The two men held a common belief that war with Germany would come again – soon – and over several years and numerous visits across the channel, they not only laid the ground work for military cooperation between their countries, but also became fast friends. Even after Foch was no longer commandant of the École Supérieure de la Guerre, Wilson worked with Joffre and others on the French General Staff to create their joint plan. The plan was drawn up in secret, with only a very few men involved on both sides. Save for a few members, even the British Cabinet was unaware of what was on the drawing board.
The Agadir Crisis 1911
It was The Agadir Crisis (Second Moroccan Crisis) in 1911 that helped firm up the Anglo-French plans. As France prepared to send troops to Morocco to help the Sultan put down rebels and protect France's own interests in the country, Germany too was worried about her interests in north Africa, and sent the warship Panzer (Panther) to Agadir. War was on everyone’s mind, and what became clear, as it had been during the First Moroccan Crisis, was that the Entente Cordiale between Britain and France was strong.
General Wilson and his counterpart French General Dubail finalized war plans that included the number of troops and cavalry that Britain would commit in the event of war.

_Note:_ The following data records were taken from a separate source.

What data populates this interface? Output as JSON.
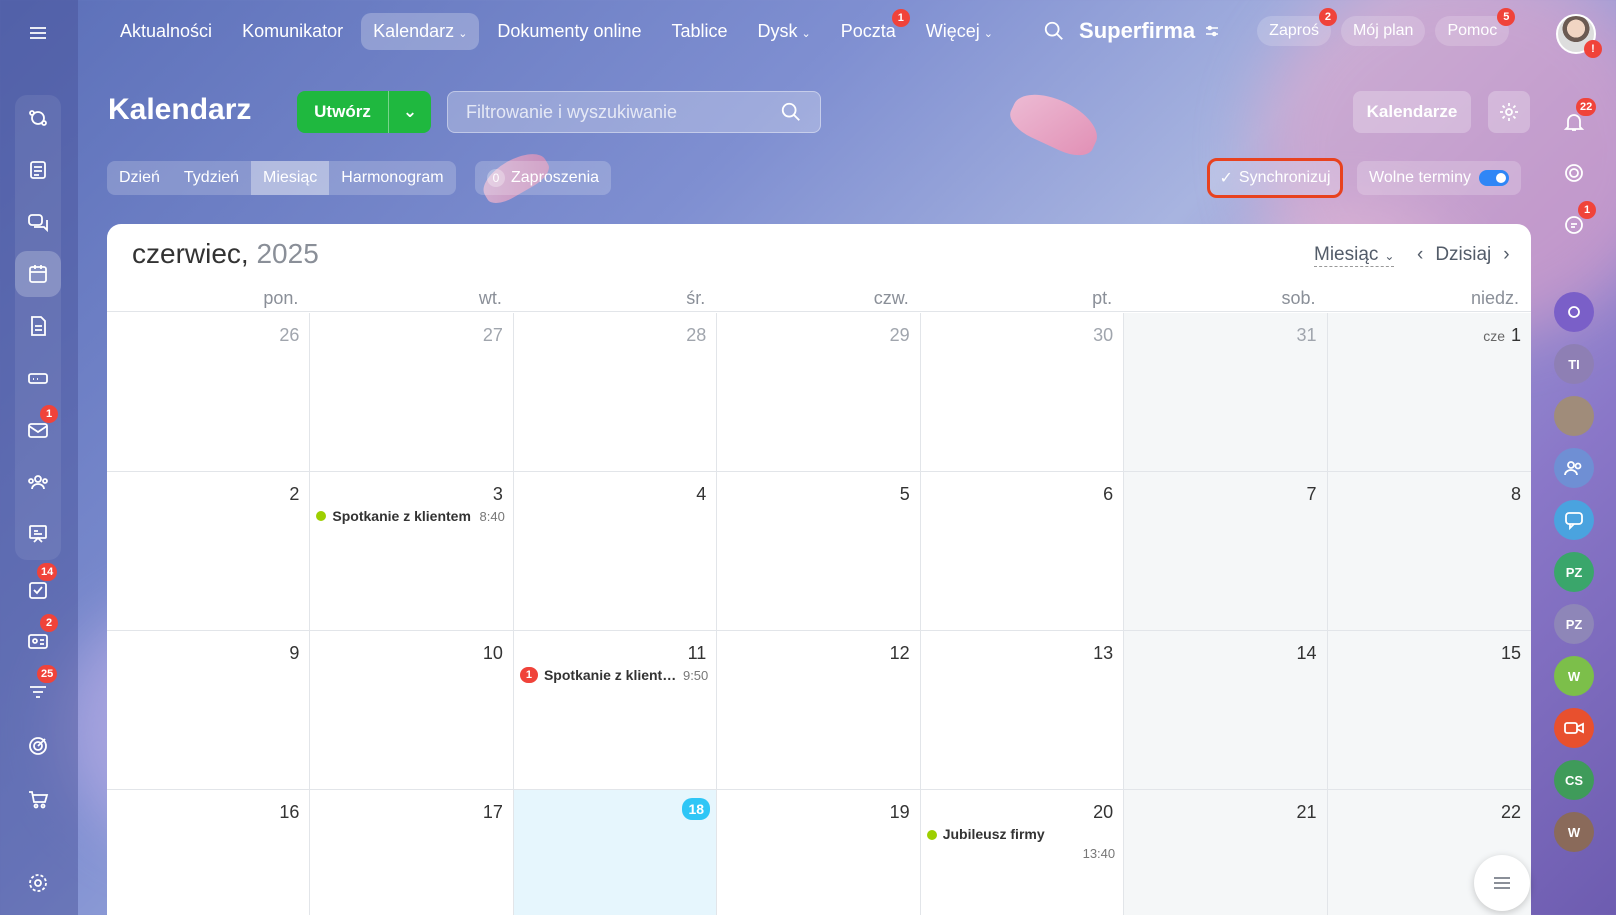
{
  "topnav": {
    "items": [
      {
        "label": "Aktualności"
      },
      {
        "label": "Komunikator"
      },
      {
        "label": "Kalendarz",
        "dropdown": true,
        "active": true
      },
      {
        "label": "Dokumenty online"
      },
      {
        "label": "Tablice"
      },
      {
        "label": "Dysk",
        "dropdown": true
      },
      {
        "label": "Poczta",
        "badge": "1"
      },
      {
        "label": "Więcej",
        "dropdown": true
      }
    ],
    "brand": "Superfirma",
    "invite": {
      "label": "Zaproś",
      "badge": "2"
    },
    "plan": "Mój plan",
    "help": {
      "label": "Pomoc",
      "badge": "5"
    }
  },
  "leftbar": {
    "badges": {
      "mail": "1",
      "tasks": "14",
      "crm": "2",
      "feed": "25"
    }
  },
  "rightbar": {
    "bell_badge": "22",
    "chat_badge": "1",
    "avatars": [
      "TI",
      "PZ",
      "PZ",
      "W",
      "CS",
      "W"
    ]
  },
  "header": {
    "title": "Kalendarz",
    "create_label": "Utwórz",
    "search_placeholder": "Filtrowanie i wyszukiwanie",
    "calendars_label": "Kalendarze"
  },
  "views": {
    "tabs": [
      "Dzień",
      "Tydzień",
      "Miesiąc",
      "Harmonogram"
    ],
    "active": "Miesiąc",
    "invites_count": "0",
    "invites_label": "Zaproszenia",
    "sync_label": "Synchronizuj",
    "free_label": "Wolne terminy"
  },
  "calendar": {
    "month": "czerwiec,",
    "year": "2025",
    "view_select": "Miesiąc",
    "today_label": "Dzisiaj",
    "weekdays": [
      "pon.",
      "wt.",
      "śr.",
      "czw.",
      "pt.",
      "sob.",
      "niedz."
    ],
    "month_prefix": "cze",
    "days": [
      "26",
      "27",
      "28",
      "29",
      "30",
      "31",
      "1",
      "2",
      "3",
      "4",
      "5",
      "6",
      "7",
      "8",
      "9",
      "10",
      "11",
      "12",
      "13",
      "14",
      "15",
      "16",
      "17",
      "18",
      "19",
      "20",
      "21",
      "22"
    ],
    "events": [
      {
        "day": "3",
        "title": "Spotkanie z klientem",
        "time": "8:40"
      },
      {
        "day": "11",
        "title": "Spotkanie z klientem",
        "time": "9:50",
        "badge": "1"
      },
      {
        "day": "20",
        "title": "Jubileusz firmy",
        "time": "13:40"
      }
    ],
    "today": "18"
  }
}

By early 1914, every logistical detail had been worked out, from transportation to billeting and feeding of men and horses.
And just in time, as it turned out.
Lord Kitchener of Khartoum
Britain was going to war, and she needed an experienced general to lead her through it. Lord Kitchener was just that man.
Horatio Herbert Kitchener was raised in Switzerland, and had actually served France during the Franco-Prussian War. After taking up residence in Britain, he had joined the Royal Engineers in 1871. His military service included a decisive battle that ended up securing the Sudan under an agreement with Egypt, effectively made Sudan a British colony, and serving as Chief of Staff during the Second Boer War.
He was also pro-France and spoke French fluently.
British Recruits Joining Up
British Troops Arrive in France
On the morning of Tuesday, August 4th, the professional soldiers in Britain had been ordered to mobilize.
Field Marshall Lord Kitchener, Britain’s newly appointed Secretary of State for War, had not been involved in drawing up the joint Anglo-French war plans, and was already concerned that the promised men and horses – six regular divisions and one cavalry division – would not be nearly enough to have any sort of impact against the German juggernaut. He let his objections be known in a final meeting of The War Council.
Kitchener believed that the war was not going to be a short one, and that if Britain was going to have any positive impact, it would need to raise an army approximately equal to those of the French and Germans; a full 70-75 divisions.
He also thought it was sheer madness to send off the whole professional army to France. Who would train the legions of men required? What would happen if all of these men were wiped out?
Kitchener also believed that the best chance for success was not in adopting an offensive posture, as the French Plan XVII called for, but in mounting a defensive counter attack against the Germans.
He dragged Sir John French, Commander in Chief, along to a final meeting with the British Prime Minister. A compromise of sorts was worked out during that hastily called and heated discussion. Four divisions were to embark immediately; 80,000 troops along with 30,000 horses and the required field and machine guns.
On August 9th, the first of the British Expeditionary Force (BEF) set sail, destined for ports in Rouen, Boulogne and Havre.
You are leaving home to fight for the safety and the honour of my Empire.— King George V
© 2014 Kaili Bisson